[Records provided]
┏━━

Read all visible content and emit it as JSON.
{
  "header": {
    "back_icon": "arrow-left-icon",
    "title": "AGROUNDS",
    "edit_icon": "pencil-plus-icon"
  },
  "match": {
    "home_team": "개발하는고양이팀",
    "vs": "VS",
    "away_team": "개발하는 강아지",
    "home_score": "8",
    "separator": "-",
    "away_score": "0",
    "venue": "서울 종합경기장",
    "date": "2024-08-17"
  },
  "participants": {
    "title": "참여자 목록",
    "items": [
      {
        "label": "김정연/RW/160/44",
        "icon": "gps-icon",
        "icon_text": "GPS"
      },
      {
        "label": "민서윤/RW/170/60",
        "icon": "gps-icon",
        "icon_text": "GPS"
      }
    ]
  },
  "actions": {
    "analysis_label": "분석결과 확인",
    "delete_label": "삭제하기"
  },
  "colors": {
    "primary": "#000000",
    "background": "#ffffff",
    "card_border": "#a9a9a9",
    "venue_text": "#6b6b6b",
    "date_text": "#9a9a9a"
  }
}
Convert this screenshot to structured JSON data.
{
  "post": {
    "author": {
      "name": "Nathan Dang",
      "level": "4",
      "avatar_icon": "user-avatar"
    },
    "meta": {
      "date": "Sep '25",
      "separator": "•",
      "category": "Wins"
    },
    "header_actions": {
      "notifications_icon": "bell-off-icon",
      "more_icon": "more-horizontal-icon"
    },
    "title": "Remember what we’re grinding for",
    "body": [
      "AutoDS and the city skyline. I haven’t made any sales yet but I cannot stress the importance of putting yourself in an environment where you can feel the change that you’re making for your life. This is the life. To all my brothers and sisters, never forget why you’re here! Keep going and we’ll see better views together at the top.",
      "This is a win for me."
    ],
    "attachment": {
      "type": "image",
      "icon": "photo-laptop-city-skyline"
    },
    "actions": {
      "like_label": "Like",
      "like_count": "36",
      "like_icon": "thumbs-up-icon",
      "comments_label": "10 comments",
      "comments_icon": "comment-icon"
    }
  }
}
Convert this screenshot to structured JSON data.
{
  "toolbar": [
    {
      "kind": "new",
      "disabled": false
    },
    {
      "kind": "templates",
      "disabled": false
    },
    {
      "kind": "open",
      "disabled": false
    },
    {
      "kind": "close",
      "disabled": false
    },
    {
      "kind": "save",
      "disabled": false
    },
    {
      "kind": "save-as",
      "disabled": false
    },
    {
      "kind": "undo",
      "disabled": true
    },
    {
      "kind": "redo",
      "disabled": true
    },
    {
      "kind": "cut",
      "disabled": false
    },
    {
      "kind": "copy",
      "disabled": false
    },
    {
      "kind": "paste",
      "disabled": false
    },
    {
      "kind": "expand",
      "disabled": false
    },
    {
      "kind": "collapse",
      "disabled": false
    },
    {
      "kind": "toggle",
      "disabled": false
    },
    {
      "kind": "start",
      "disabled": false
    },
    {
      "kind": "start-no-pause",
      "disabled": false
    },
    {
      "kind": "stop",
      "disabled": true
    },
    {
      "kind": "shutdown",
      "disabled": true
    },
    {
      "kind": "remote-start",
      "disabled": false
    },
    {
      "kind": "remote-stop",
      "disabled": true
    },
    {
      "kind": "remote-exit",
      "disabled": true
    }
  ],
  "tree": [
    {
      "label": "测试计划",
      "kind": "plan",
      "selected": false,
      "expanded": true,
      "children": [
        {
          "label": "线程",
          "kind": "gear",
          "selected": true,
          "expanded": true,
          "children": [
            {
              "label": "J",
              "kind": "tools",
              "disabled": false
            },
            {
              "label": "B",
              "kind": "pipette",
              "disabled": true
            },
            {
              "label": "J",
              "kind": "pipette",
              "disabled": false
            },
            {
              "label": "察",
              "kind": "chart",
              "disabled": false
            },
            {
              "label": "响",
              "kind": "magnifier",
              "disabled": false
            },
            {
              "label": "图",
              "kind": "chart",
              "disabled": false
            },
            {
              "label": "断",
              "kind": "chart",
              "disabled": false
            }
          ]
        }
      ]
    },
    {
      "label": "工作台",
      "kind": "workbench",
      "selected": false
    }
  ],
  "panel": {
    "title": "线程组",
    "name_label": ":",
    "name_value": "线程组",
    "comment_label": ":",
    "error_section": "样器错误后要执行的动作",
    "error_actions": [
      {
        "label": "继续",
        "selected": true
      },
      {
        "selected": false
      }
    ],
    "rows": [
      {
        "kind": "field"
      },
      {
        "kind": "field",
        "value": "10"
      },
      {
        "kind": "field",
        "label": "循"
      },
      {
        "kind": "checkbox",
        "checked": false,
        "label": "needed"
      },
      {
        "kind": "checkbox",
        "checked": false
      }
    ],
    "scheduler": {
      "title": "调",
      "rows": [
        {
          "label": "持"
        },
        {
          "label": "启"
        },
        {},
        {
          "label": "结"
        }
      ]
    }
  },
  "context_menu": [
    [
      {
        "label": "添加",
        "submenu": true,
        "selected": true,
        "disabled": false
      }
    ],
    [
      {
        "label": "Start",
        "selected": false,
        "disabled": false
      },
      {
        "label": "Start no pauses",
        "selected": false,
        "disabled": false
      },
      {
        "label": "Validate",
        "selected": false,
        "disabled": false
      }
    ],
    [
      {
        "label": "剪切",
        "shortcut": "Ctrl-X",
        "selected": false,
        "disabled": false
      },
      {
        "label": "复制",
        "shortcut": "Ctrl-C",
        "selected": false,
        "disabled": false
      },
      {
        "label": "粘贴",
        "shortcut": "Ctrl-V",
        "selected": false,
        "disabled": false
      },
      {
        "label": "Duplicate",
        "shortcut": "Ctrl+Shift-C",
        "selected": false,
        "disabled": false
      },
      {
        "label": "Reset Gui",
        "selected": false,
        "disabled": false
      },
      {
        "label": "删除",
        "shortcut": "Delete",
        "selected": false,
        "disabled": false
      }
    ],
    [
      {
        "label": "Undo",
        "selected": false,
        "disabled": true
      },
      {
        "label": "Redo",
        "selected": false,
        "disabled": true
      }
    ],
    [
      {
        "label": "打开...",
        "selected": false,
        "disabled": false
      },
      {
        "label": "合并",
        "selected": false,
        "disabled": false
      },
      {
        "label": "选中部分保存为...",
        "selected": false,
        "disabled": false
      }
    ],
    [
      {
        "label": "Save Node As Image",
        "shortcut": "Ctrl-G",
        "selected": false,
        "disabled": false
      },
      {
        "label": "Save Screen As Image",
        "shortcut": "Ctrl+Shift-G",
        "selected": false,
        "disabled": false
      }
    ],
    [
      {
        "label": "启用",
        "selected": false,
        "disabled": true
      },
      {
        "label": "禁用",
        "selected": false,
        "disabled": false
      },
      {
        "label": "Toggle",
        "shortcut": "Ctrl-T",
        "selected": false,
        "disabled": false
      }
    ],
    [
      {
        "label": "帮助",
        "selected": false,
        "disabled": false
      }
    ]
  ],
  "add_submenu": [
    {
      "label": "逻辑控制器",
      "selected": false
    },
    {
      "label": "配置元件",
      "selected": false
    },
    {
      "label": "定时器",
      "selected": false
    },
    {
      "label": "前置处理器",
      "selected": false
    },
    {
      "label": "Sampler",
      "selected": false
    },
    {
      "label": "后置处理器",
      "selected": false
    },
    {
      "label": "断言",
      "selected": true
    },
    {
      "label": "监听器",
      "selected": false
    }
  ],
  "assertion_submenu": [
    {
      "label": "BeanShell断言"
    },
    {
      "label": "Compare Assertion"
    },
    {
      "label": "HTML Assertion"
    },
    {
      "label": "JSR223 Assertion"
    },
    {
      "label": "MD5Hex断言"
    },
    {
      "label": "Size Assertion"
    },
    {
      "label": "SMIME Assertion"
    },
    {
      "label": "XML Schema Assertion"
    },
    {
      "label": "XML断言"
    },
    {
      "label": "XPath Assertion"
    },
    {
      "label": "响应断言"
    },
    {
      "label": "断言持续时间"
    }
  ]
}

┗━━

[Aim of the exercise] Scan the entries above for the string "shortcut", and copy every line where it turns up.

[Response to the exercise]
        "shortcut": "Ctrl-X",
        "shortcut": "Ctrl-C",
        "shortcut": "Ctrl-V",
        "shortcut": "Ctrl+Shift-C",
        "shortcut": "Delete",
        "shortcut": "Ctrl-G",
        "shortcut": "Ctrl+Shift-G",
        "shortcut": "Ctrl-T",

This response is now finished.